Those two things improved my running greatly – consistency and greater overall training stimulus.
How to approach the Double Long Weekend?
These weekends can be tough sometimes, but they can also provide a great deal of training stimulus and self-confidence. Here are some tips that I like to share about those weekends:
1. Saturday’s run should be relaxed and comfortable. I rarely get excited about how fast or slow the runs are, because the main goal is to feel strong. Many times the Saturday run will be finished with the runner feeling a little anxious about not having done enough. Especially when they have reached a point where 10 mile runs could be done each day they run.
2. Make sure you allow your legs to recover after Saturday’s run.
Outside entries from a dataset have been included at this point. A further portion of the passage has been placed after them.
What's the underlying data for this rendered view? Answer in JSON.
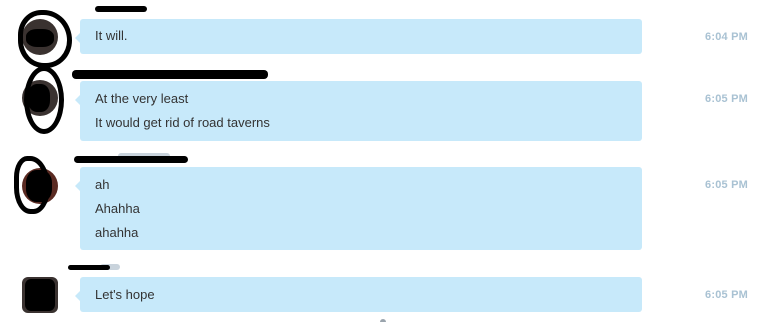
{
  "conversation": {
    "messages": [
      {
        "lines": [
          "It will."
        ],
        "time": "6:04 PM"
      },
      {
        "lines": [
          "At the very least",
          "It would get rid of road taverns"
        ],
        "time": "6:05 PM"
      },
      {
        "lines": [
          "ah",
          "Ahahha",
          "ahahha"
        ],
        "time": "6:05 PM"
      },
      {
        "lines": [
          "Let's hope"
        ],
        "time": "6:05 PM"
      }
    ]
  },
  "colors": {
    "bubble": "#c7e9fa",
    "timestamp": "#a9c2d3",
    "redaction": "#000000"
  }
}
Proper post run nutrition, stretching, cold baths are all good ideas.
3. Sunday’s run should be done at an intensity slightly higher than Saturday’s run (but much less than the Tuesday,Thursday runs during the week.) Ideally, the runs would be completed at a pace that is 45 seconds to 1:15 per mile slower than the goal marathon pace.
This depends upon the runner’s current fitness though! Don’t run those times if they are picked out of the air, know that your fitness is prepared for them.*
4. Make the back half of the Sunday run the most intense of all the weekends efforts. Often this will happen naturally as the legs fatigue, but a very fit runner may need to push that portion of the run in order get the training effort up. (Still should be around 45 seconds off marathon pace.)
5. Once the runner has found they have the ability and durability to manage double long weekends, I begin to add specific “quality” workout sessions to the program. The specific workouts depends on the runners goals and ability, but often it is centered around finishing Sunday’s run near goal marathon efforts.
Using these double long runs in this manner, especially approaching the Sunday run this way should give the runner confidence in their ability to run the marathon’s 26.2 mile distance. It can also be a huge learning experience to feel the legs achy and tired prior to Sunday’s run and still being able to finish the distance or duration.
As mentioned, this structure also allows recovery to occur faster and decreases the risk of injury when compared to the single long run days.
Expanding this concept (even to triathlon).
This idea can be taken one step further for the more advanced runner. An example that I can share is my approach to our (Nikki and my) run programs leading up to Ironman Wisconsin September.
Knowing that putting in a long run didn’t fit the schedule or our ability to maintain regular workouts in the other sports, we built up to a “broken marathon”. This was different for the two of us as we were different in our running needs.
My program built to this series: 12.6 am run / 6.8 pm run (included some tempo) / 6.4 am run. That got me to 25.8 miles with a little tempo built into it within a 30 hour period.
Nikki’s program built to this series: day 1: 10miles, day 2: 10miles, day 3: 6miles. That got her to 26 miles within a 48ish hour time period as the day one run was an evening run and the day 3 run was a morning run.
Keep in mind that this isn’t a prescription to copy, just an example as to how the idea of stacking runs in a 24/36/48 hour time period could be done. This method was easy enough on my body that I was able to get in an hour recovery swim during the evening of the second day.
(As a sidenote, the longest run I did in the Ironman build was 15 miles.)
Final Thoughts on Approaching your Marathon Training Program’s Long Run.
The long run is an important piece to any marathon program, but don’t be fooled into the dogma that the long run has to follow the staircase to 20 miles. It might just be the worst thing you could do for your training, because training and racing become difficult if not impossible when you are nursing an injury.
Try a double long weekend… you just might see your running improve like I did.
* This deserves another post that I hope to get to soon, but for now you can read Daniels’ Running Formula or search google for “VDot running”.